Close your eyes.

Take a deep breathe in through your nose.

Let go with a sigh.


Now envision your sadness as a teeny, tiny, helpless baby.

The baby is crying, ” WAAAAAHHHHHHH!!!”


She is all alone.

In a crib.

In a room.


You hear her crying.


So you rush to her room,

go to her side,

and pick her up gently in your arms.


You notice a beautiful antique rocking chair in the corner of the room.


With the lovely baby in your arms, you sit down in the rocking chair.


Ever so gently, you being to rock.

You soothe the baby in your arms,

“Honey baby. I’m here. It’s OK. You’re in my arms now. It’s OK. It’s OK.”, you whisper lovingly in her ear.


She kicks.

She screams.

She cries.

You let her.


You keep on whispering, “ It’s OK, I’m here. It’s OK. I love you, my baby, it’s OK. ”


You continue gently rocking her in your arms.


Her crying begins to subside.


And it stops.


She falls asleep out of sheer exhaustion.


You feel her heavy little body in your arms

and feel her heavy breathing.

You know she won’t awake now.


You carry her to her crib, lay her gently down.


You look down at her gentle face one more time and think to yourself,

“I love you, honey baby. It’s all over now. You’re OK now. Sleep.”



And you go out of the room. (No need to tip-toe, she is soundly and safely asleep).

You shut the door behind you.


You can still feel the warmth in your arms and your chest where the baby was in your arms just moments ago.


Take a deep breather in through your nose.

Let go with a sigh.

Open your eyes.
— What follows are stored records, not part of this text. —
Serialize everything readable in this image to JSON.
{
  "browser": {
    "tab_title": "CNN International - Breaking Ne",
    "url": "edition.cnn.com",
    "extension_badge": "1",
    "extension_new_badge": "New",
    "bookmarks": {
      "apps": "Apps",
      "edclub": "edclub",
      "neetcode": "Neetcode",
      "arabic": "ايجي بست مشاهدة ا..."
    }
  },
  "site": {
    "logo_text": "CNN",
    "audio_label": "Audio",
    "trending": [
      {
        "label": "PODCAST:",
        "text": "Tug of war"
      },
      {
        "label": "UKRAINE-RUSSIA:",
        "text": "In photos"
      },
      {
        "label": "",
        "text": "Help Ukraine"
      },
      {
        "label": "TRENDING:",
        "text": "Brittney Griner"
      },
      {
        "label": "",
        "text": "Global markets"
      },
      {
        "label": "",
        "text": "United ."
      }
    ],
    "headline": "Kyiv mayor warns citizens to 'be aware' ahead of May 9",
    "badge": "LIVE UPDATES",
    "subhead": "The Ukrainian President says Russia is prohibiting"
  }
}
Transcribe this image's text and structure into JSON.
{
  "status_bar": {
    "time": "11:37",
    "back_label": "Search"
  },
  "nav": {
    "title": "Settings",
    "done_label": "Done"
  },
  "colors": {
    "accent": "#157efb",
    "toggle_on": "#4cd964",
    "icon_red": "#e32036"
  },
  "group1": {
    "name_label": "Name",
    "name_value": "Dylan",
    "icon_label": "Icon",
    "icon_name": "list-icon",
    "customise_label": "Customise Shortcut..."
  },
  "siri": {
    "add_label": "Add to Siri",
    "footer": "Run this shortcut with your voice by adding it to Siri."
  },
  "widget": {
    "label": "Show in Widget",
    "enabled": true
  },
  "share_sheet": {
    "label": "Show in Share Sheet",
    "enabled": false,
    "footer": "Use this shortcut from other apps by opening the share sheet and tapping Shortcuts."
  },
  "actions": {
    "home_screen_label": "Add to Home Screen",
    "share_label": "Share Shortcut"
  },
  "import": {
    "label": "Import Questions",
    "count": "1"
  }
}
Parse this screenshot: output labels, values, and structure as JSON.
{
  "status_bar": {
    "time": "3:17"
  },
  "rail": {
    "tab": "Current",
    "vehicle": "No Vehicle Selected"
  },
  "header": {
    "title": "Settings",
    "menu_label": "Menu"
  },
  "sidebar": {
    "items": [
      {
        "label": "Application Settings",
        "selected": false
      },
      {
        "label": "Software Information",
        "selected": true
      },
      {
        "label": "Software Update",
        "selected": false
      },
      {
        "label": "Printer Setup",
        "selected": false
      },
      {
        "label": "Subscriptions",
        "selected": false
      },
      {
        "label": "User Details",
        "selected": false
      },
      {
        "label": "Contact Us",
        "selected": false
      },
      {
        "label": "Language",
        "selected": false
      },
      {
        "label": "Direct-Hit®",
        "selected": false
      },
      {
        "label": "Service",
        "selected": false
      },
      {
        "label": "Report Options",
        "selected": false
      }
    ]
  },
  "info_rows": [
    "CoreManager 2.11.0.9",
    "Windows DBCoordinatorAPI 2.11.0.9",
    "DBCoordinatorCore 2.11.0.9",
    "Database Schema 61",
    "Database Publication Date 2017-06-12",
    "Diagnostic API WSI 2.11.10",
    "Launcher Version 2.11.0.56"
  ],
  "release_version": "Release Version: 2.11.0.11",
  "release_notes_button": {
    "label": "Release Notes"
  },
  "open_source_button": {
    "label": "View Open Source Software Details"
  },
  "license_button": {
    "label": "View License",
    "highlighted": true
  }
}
What we are doing here is acknowledge the sadness within. Yes, it is there. It is real.
You don’t need to push the sadness away. It will just come out as an ache, a pain, a gnawing ache, perhaps an illness.
Acknowledge it’s presence within you. Don’t allow others  (nor yourself!) to tell you, “Get over it. Don’t feel  that way.”

Be with your sadness, but remember, always remember:

She is just a little BABY.

She does not rule you. She may WANT to rule you.

But don’t let her.

You may feel the temptation to feed her.

But don’t.

She’s a special baby.
She doesn’t need to be fed.


YOU are the mommy in charge.


You are the goddess.


Do not hand over your power to the mere infant.

She is there. Yes. And lives within you.

And when you are happy, she’s fast asleep.

Yet when she wakes up and cries, don’t ignore her. Go to her. Hug her. Soothe her.

Be with her for a moment. But just a moment.

Love her but don’t let her rule your world.



“The more you hide your feelings, the more they show. The more you deny your feelings, the more they grow.

                                                                 – unknown




How are YOU feeling right now?

Happy? Sad?

Let us know! Leave your thoughts  in the box below.